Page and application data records

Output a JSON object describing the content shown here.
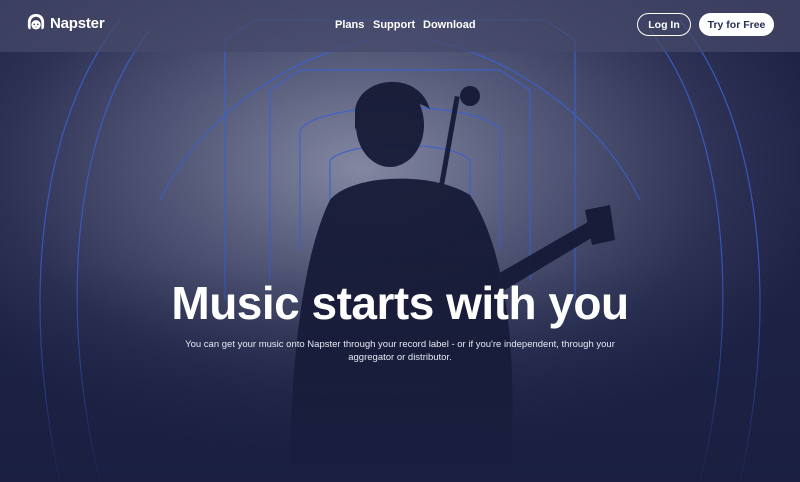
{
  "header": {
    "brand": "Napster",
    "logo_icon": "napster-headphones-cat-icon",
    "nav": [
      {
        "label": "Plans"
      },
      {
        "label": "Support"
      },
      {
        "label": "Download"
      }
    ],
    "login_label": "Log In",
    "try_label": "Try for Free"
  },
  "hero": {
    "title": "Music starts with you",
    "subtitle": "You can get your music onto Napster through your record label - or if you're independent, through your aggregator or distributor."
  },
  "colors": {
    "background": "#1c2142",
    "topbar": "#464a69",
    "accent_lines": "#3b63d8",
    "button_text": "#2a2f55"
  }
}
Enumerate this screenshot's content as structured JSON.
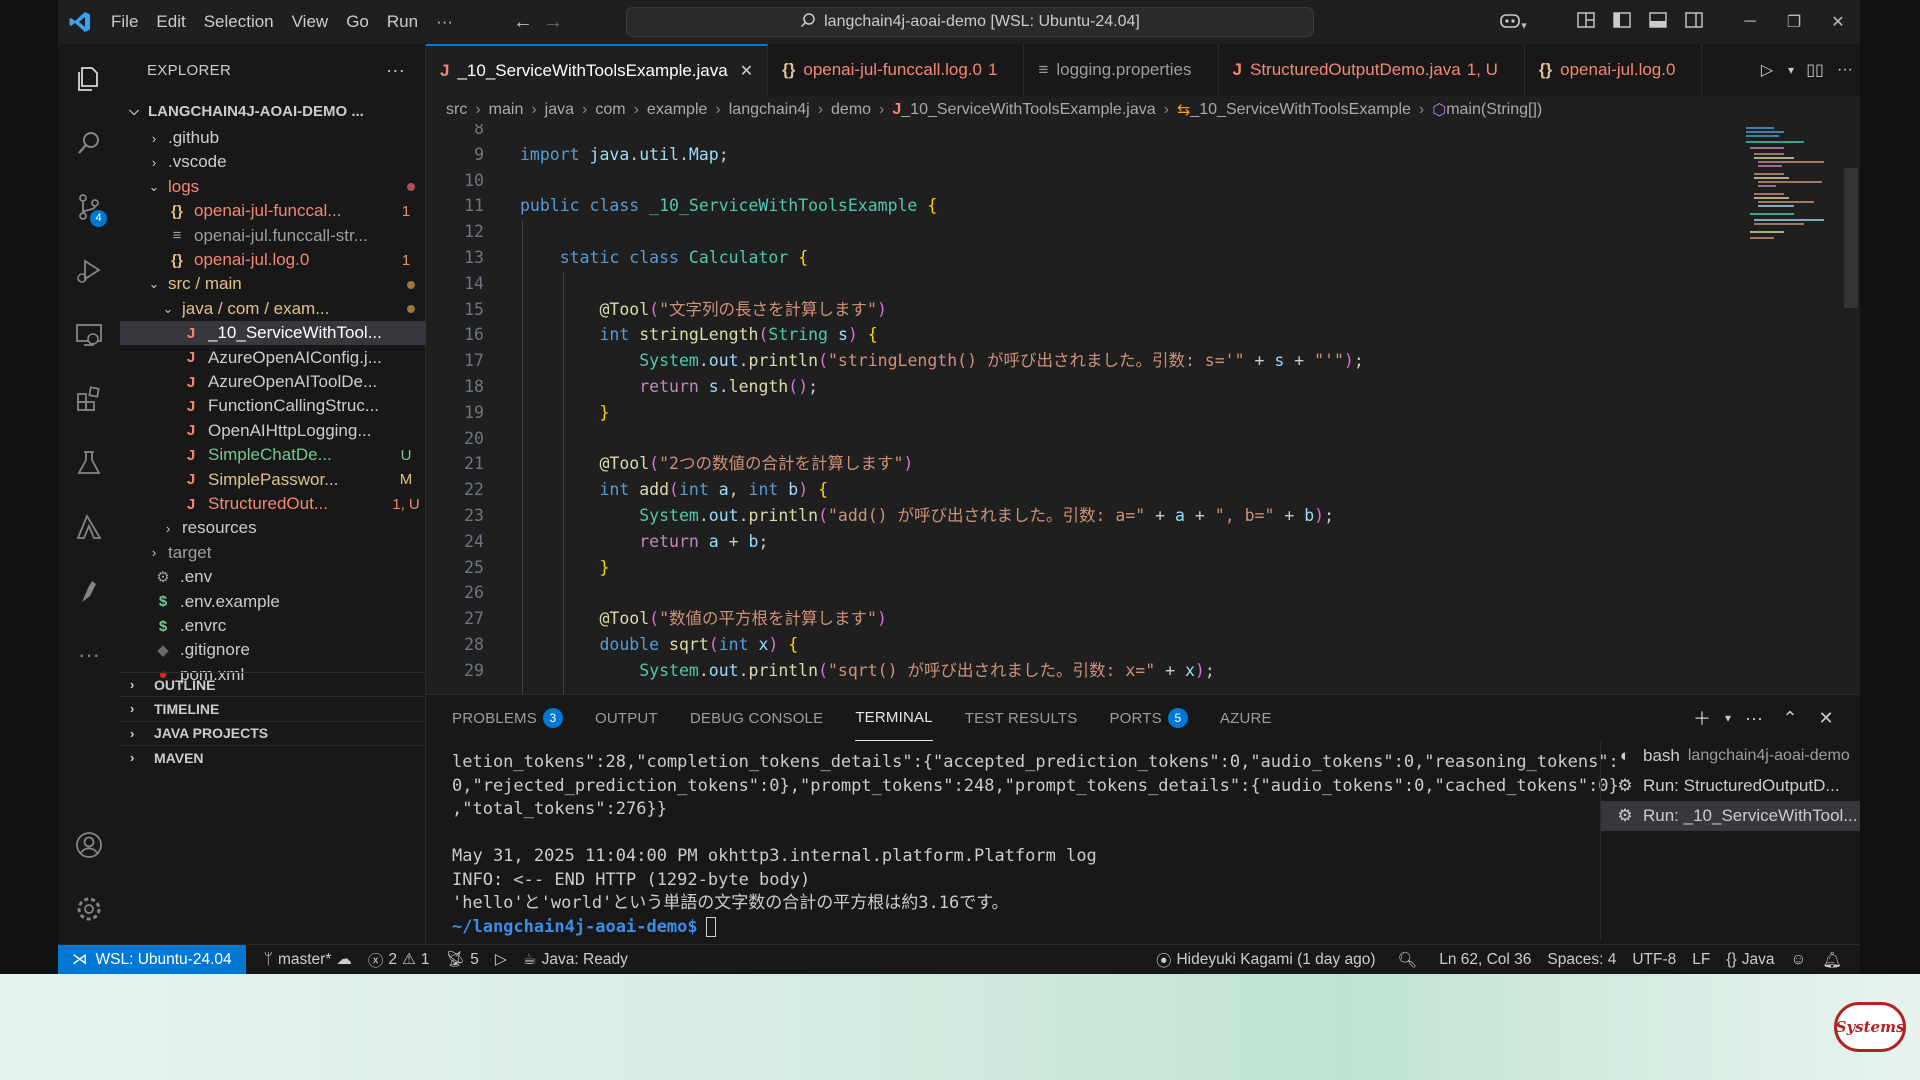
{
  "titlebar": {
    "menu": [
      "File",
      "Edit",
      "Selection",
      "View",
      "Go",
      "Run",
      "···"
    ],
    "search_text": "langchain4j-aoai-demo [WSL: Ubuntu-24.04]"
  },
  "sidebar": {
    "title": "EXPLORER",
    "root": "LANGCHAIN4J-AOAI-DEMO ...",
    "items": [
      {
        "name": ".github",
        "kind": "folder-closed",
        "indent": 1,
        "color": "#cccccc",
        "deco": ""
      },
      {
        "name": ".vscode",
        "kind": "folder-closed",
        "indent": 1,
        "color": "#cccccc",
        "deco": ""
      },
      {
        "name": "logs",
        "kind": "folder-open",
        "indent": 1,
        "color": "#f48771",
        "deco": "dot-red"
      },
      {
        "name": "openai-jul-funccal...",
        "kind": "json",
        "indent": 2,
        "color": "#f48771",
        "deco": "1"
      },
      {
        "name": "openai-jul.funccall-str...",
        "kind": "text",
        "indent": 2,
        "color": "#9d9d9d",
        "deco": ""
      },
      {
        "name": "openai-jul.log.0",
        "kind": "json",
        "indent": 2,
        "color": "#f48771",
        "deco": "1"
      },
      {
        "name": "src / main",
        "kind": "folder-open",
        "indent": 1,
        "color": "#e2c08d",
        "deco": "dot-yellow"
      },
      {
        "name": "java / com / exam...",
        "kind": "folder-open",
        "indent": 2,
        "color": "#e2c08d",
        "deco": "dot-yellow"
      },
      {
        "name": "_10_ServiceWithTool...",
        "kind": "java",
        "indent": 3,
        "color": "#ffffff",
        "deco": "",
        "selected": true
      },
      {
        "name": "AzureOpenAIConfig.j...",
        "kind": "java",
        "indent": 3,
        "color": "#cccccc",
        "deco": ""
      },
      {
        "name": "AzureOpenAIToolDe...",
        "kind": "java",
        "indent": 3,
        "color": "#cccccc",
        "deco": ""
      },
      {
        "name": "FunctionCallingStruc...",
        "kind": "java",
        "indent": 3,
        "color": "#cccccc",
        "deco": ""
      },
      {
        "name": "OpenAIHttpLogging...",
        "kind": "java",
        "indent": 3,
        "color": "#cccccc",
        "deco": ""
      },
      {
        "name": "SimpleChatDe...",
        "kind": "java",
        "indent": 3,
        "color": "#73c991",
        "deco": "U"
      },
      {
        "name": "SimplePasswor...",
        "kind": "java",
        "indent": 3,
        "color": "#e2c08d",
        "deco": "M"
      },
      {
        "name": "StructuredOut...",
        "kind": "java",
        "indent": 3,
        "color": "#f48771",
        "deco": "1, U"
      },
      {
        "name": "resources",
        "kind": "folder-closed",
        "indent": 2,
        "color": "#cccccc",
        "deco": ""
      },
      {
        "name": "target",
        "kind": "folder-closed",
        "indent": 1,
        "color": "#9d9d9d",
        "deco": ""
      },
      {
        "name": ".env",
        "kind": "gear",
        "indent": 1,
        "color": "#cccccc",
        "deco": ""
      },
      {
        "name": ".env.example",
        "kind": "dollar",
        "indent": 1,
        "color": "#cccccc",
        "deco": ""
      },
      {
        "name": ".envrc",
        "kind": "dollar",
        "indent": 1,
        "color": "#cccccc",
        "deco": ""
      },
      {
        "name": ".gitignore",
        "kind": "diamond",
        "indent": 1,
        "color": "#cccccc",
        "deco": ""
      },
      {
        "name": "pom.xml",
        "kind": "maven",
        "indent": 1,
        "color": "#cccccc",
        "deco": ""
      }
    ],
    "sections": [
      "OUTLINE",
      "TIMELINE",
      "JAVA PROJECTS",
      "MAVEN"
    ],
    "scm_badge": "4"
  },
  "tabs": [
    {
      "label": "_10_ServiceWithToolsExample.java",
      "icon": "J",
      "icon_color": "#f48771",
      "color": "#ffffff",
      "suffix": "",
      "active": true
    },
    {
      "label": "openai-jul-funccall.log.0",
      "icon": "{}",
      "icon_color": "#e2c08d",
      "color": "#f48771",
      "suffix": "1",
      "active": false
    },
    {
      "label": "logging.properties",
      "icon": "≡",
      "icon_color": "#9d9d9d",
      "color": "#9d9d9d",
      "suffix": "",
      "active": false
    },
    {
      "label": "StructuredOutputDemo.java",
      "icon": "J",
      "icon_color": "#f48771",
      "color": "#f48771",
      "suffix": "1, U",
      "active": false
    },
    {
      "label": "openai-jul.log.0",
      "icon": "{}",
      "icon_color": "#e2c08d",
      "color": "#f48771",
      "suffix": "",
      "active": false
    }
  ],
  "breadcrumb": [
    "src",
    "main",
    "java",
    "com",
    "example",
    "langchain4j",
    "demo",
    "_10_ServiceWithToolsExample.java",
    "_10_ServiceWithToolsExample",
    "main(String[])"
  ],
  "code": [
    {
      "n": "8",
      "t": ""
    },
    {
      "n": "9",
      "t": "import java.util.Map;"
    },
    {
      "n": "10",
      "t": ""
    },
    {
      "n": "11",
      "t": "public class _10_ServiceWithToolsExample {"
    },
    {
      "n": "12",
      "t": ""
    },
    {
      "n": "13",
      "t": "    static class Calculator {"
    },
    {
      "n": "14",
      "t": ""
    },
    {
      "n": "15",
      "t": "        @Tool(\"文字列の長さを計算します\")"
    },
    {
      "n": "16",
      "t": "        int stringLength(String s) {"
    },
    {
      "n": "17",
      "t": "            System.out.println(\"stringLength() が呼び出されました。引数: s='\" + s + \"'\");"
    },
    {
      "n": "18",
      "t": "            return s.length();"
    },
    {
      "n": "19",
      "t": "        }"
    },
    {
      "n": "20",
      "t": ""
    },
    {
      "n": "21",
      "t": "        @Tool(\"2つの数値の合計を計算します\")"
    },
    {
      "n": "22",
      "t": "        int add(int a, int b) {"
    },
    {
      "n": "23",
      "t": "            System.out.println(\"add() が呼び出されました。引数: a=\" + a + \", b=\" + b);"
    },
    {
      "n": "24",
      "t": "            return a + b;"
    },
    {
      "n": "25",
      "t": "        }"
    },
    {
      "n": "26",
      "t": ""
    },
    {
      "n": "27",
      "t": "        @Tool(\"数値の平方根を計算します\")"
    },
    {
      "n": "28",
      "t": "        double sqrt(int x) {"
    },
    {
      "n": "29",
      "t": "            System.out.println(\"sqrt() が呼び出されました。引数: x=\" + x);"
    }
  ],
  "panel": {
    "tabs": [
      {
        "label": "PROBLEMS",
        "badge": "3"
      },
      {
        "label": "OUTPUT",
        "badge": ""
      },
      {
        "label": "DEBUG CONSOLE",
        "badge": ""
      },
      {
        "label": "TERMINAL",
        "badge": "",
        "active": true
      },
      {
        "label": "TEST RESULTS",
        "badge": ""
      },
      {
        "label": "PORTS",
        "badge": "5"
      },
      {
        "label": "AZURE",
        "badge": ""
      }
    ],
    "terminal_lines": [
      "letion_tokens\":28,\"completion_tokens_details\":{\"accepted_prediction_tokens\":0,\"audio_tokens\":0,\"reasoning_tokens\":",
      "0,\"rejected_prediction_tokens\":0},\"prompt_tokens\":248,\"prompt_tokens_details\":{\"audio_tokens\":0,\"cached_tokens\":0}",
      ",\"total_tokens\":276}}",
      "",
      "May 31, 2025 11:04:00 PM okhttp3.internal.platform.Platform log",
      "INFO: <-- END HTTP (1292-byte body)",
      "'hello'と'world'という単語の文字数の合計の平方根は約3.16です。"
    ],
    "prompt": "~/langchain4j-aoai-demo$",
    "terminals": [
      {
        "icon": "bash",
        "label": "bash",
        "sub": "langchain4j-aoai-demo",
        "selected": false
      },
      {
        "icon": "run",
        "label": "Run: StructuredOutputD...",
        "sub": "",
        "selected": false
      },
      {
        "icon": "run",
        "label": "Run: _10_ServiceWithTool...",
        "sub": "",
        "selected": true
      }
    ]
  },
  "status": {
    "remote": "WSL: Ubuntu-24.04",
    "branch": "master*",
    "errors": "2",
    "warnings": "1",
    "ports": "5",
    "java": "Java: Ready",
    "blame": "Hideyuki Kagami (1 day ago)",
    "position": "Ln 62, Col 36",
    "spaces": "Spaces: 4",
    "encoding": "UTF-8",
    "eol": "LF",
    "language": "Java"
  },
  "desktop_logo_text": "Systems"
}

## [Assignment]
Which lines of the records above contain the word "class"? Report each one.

## [Response]
      "t": "public class _10_ServiceWithToolsExample {"
      "t": "    static class Calculator {"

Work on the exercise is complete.